• **INPUT MATERIAL**
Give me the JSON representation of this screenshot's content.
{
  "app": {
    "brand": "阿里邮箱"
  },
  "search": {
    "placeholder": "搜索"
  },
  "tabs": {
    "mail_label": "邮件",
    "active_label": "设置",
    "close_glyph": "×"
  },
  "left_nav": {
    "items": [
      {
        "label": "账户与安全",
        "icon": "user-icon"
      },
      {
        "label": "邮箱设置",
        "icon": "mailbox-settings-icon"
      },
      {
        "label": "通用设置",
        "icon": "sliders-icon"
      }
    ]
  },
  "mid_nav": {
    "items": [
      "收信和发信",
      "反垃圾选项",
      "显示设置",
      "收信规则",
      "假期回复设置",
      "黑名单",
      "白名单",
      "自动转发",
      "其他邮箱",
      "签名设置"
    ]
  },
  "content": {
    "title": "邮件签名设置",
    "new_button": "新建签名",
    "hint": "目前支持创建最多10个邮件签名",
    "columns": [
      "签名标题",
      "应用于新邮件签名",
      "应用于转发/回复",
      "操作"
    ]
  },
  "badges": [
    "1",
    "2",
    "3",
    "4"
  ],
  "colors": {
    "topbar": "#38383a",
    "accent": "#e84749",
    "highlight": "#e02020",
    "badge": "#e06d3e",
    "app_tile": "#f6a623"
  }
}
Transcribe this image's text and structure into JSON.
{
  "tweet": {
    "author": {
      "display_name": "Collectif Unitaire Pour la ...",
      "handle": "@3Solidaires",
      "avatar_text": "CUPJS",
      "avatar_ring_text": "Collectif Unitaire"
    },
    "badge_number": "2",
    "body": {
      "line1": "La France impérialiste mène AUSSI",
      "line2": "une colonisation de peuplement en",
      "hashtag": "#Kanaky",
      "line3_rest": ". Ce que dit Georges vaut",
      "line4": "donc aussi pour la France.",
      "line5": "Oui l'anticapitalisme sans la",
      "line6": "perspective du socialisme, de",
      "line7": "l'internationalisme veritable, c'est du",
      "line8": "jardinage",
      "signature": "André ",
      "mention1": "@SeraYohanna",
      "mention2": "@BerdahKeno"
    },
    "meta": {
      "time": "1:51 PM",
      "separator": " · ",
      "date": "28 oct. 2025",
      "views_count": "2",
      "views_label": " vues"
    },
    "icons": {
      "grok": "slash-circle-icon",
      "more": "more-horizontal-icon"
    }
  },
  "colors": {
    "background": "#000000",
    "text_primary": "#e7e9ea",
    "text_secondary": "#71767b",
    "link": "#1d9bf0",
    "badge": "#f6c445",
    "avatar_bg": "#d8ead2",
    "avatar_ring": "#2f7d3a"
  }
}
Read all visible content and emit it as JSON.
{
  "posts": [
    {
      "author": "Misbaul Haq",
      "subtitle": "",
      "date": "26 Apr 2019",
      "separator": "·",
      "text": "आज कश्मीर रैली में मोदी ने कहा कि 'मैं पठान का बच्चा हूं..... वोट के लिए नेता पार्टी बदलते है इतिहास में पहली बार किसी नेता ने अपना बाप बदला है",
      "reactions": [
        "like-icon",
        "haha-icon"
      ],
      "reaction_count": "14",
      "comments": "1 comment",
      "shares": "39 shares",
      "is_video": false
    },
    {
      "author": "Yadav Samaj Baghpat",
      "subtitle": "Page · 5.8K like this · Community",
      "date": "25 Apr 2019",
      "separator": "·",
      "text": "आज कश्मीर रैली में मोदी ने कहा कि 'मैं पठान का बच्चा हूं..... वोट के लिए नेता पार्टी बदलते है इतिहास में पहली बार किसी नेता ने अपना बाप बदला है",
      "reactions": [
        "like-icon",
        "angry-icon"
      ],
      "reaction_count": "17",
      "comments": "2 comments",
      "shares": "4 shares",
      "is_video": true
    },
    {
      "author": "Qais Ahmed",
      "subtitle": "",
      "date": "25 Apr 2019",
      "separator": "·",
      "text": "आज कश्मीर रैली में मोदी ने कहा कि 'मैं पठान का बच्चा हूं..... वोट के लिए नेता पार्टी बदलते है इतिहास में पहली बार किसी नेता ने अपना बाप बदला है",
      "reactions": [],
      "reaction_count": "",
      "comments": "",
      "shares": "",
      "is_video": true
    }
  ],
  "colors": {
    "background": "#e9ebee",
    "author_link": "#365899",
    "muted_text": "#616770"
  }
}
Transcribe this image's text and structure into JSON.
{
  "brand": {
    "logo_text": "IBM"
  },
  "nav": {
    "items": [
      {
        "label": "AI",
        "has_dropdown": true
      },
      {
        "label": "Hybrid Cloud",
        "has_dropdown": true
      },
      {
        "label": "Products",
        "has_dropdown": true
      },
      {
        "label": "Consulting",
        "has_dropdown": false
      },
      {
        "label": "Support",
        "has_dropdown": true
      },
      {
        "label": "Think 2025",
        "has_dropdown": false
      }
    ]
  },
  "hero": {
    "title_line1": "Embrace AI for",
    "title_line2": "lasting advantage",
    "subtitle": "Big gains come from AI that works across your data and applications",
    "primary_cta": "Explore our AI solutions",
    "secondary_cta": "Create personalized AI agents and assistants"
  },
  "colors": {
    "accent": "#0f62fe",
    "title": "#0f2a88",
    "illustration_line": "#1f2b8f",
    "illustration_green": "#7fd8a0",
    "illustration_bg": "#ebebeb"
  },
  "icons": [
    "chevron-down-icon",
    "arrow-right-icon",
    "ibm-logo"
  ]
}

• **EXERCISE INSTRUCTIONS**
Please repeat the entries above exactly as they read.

• **YOUR SOLUTION**
Give me the JSON representation of this screenshot's content.
{
  "app": {
    "brand": "阿里邮箱"
  },
  "search": {
    "placeholder": "搜索"
  },
  "tabs": {
    "mail_label": "邮件",
    "active_label": "设置",
    "close_glyph": "×"
  },
  "left_nav": {
    "items": [
      {
        "label": "账户与安全",
        "icon": "user-icon"
      },
      {
        "label": "邮箱设置",
        "icon": "mailbox-settings-icon"
      },
      {
        "label": "通用设置",
        "icon": "sliders-icon"
      }
    ]
  },
  "mid_nav": {
    "items": [
      "收信和发信",
      "反垃圾选项",
      "显示设置",
      "收信规则",
      "假期回复设置",
      "黑名单",
      "白名单",
      "自动转发",
      "其他邮箱",
      "签名设置"
    ]
  },
  "content": {
    "title": "邮件签名设置",
    "new_button": "新建签名",
    "hint": "目前支持创建最多10个邮件签名",
    "columns": [
      "签名标题",
      "应用于新邮件签名",
      "应用于转发/回复",
      "操作"
    ]
  },
  "badges": [
    "1",
    "2",
    "3",
    "4"
  ],
  "colors": {
    "topbar": "#38383a",
    "accent": "#e84749",
    "highlight": "#e02020",
    "badge": "#e06d3e",
    "app_tile": "#f6a623"
  }
}
Transcribe this image's text and structure into JSON.
{
  "tweet": {
    "author": {
      "display_name": "Collectif Unitaire Pour la ...",
      "handle": "@3Solidaires",
      "avatar_text": "CUPJS",
      "avatar_ring_text": "Collectif Unitaire"
    },
    "badge_number": "2",
    "body": {
      "line1": "La France impérialiste mène AUSSI",
      "line2": "une colonisation de peuplement en",
      "hashtag": "#Kanaky",
      "line3_rest": ". Ce que dit Georges vaut",
      "line4": "donc aussi pour la France.",
      "line5": "Oui l'anticapitalisme sans la",
      "line6": "perspective du socialisme, de",
      "line7": "l'internationalisme veritable, c'est du",
      "line8": "jardinage",
      "signature": "André ",
      "mention1": "@SeraYohanna",
      "mention2": "@BerdahKeno"
    },
    "meta": {
      "time": "1:51 PM",
      "separator": " · ",
      "date": "28 oct. 2025",
      "views_count": "2",
      "views_label": " vues"
    },
    "icons": {
      "grok": "slash-circle-icon",
      "more": "more-horizontal-icon"
    }
  },
  "colors": {
    "background": "#000000",
    "text_primary": "#e7e9ea",
    "text_secondary": "#71767b",
    "link": "#1d9bf0",
    "badge": "#f6c445",
    "avatar_bg": "#d8ead2",
    "avatar_ring": "#2f7d3a"
  }
}
Read all visible content and emit it as JSON.
{
  "posts": [
    {
      "author": "Misbaul Haq",
      "subtitle": "",
      "date": "26 Apr 2019",
      "separator": "·",
      "text": "आज कश्मीर रैली में मोदी ने कहा कि 'मैं पठान का बच्चा हूं..... वोट के लिए नेता पार्टी बदलते है इतिहास में पहली बार किसी नेता ने अपना बाप बदला है",
      "reactions": [
        "like-icon",
        "haha-icon"
      ],
      "reaction_count": "14",
      "comments": "1 comment",
      "shares": "39 shares",
      "is_video": false
    },
    {
      "author": "Yadav Samaj Baghpat",
      "subtitle": "Page · 5.8K like this · Community",
      "date": "25 Apr 2019",
      "separator": "·",
      "text": "आज कश्मीर रैली में मोदी ने कहा कि 'मैं पठान का बच्चा हूं..... वोट के लिए नेता पार्टी बदलते है इतिहास में पहली बार किसी नेता ने अपना बाप बदला है",
      "reactions": [
        "like-icon",
        "angry-icon"
      ],
      "reaction_count": "17",
      "comments": "2 comments",
      "shares": "4 shares",
      "is_video": true
    },
    {
      "author": "Qais Ahmed",
      "subtitle": "",
      "date": "25 Apr 2019",
      "separator": "·",
      "text": "आज कश्मीर रैली में मोदी ने कहा कि 'मैं पठान का बच्चा हूं..... वोट के लिए नेता पार्टी बदलते है इतिहास में पहली बार किसी नेता ने अपना बाप बदला है",
      "reactions": [],
      "reaction_count": "",
      "comments": "",
      "shares": "",
      "is_video": true
    }
  ],
  "colors": {
    "background": "#e9ebee",
    "author_link": "#365899",
    "muted_text": "#616770"
  }
}
Transcribe this image's text and structure into JSON.
{
  "brand": {
    "logo_text": "IBM"
  },
  "nav": {
    "items": [
      {
        "label": "AI",
        "has_dropdown": true
      },
      {
        "label": "Hybrid Cloud",
        "has_dropdown": true
      },
      {
        "label": "Products",
        "has_dropdown": true
      },
      {
        "label": "Consulting",
        "has_dropdown": false
      },
      {
        "label": "Support",
        "has_dropdown": true
      },
      {
        "label": "Think 2025",
        "has_dropdown": false
      }
    ]
  },
  "hero": {
    "title_line1": "Embrace AI for",
    "title_line2": "lasting advantage",
    "subtitle": "Big gains come from AI that works across your data and applications",
    "primary_cta": "Explore our AI solutions",
    "secondary_cta": "Create personalized AI agents and assistants"
  },
  "colors": {
    "accent": "#0f62fe",
    "title": "#0f2a88",
    "illustration_line": "#1f2b8f",
    "illustration_green": "#7fd8a0",
    "illustration_bg": "#ebebeb"
  },
  "icons": [
    "chevron-down-icon",
    "arrow-right-icon",
    "ibm-logo"
  ]
}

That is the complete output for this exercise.